LANSING — Legislation designed to update Michigan’s outdated paternity act passed the Senate Thursday. This bi-partisan package was sponsored by Sen. Rick Jones, R-Grand Ledge and Sen. Steve Bieda, D-Warren.
Senate Bill 256 would allow a possible biological father to file a petition to determine paternity under certain circumstances. Current state law does not give a possible biological father legal standing to file a paternity action to show he may be the biological father of a child born to a married woman.
According to Jones, the measure was introduced following the tragic story of a Fenton father, Daniel Quinn, who has been fighting to obtain parental rights of his child (after she was used to sell drugs by another man).
“It was clear to me that the Michigan Paternity act needed updating, and this bill does just that,” Jones said.
Quinn was in a relationship with Candace Beckwith while she was still married to another man, since her divorce was not yet legal. A child was born as the result of their relationship and Quinn helped raise the child for two years. Eventually, Beckwith moved back in with her estranged husband, Adam Beckwith, in Ohio.
The little girl was used as a shield in a drug trafficking operation and Adam Beckwith went to prison. Now Quinn, the biological father, has no rights under Michigan law to gain custody of his daughter Maeleigh.
The bill would allow a biological father to claim parental rights within a year of his child’s birth if the mother is married to another man at any time from conception to the birth of the child and her husband denies paternity, or if a relationship is established between the biological father and the child. The measure would also give judges the ability to rule what is best for the child on a case-by-case basis.

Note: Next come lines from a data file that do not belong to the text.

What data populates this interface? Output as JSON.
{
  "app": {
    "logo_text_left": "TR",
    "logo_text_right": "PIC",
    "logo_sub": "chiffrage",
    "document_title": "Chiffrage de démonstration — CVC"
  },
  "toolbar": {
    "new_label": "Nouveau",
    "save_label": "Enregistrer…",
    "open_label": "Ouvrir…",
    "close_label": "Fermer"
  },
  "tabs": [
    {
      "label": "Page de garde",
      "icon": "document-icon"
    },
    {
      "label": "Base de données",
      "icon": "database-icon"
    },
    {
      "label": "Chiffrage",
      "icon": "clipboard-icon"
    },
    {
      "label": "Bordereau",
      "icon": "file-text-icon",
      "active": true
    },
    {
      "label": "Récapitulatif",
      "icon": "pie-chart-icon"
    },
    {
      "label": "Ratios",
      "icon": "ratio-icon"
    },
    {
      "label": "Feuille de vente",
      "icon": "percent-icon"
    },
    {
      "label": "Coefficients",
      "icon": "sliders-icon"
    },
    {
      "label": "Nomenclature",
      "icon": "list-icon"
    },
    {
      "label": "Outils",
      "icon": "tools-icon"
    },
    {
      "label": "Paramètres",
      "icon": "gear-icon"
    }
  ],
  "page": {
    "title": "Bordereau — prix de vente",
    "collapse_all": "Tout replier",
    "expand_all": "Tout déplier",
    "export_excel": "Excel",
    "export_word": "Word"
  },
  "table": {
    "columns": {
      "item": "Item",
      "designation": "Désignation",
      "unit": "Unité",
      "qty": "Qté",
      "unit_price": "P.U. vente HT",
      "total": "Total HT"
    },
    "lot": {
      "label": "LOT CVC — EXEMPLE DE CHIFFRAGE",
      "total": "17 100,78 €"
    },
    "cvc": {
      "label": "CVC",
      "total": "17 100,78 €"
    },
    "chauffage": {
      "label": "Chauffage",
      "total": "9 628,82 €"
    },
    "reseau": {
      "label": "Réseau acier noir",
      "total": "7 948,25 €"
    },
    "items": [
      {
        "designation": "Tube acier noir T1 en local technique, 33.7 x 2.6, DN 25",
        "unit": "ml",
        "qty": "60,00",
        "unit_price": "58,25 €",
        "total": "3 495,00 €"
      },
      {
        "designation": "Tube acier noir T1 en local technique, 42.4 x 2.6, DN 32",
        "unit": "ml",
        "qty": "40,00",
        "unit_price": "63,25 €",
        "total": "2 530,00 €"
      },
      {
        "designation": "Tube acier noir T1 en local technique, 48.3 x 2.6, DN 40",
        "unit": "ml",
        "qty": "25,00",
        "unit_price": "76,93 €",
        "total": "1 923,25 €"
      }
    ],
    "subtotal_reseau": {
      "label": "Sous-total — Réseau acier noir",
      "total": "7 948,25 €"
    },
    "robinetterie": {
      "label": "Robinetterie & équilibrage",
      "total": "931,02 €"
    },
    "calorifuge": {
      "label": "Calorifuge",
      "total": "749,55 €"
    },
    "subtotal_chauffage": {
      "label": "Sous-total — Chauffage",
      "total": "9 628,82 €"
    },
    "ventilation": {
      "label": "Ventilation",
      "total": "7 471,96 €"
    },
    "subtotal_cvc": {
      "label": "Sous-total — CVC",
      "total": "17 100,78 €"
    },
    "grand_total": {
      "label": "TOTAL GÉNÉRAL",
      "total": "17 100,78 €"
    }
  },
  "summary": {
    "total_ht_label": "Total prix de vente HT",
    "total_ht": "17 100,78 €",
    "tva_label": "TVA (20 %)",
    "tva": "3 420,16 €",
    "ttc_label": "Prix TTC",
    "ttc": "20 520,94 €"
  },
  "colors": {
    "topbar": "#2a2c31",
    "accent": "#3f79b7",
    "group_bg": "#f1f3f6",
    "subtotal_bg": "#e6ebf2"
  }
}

“As long as they are behaving lawfully, fathers have a right to be with their children, plain and simple,” Jones said.
The measure now advances to the House of Representatives for further consideration.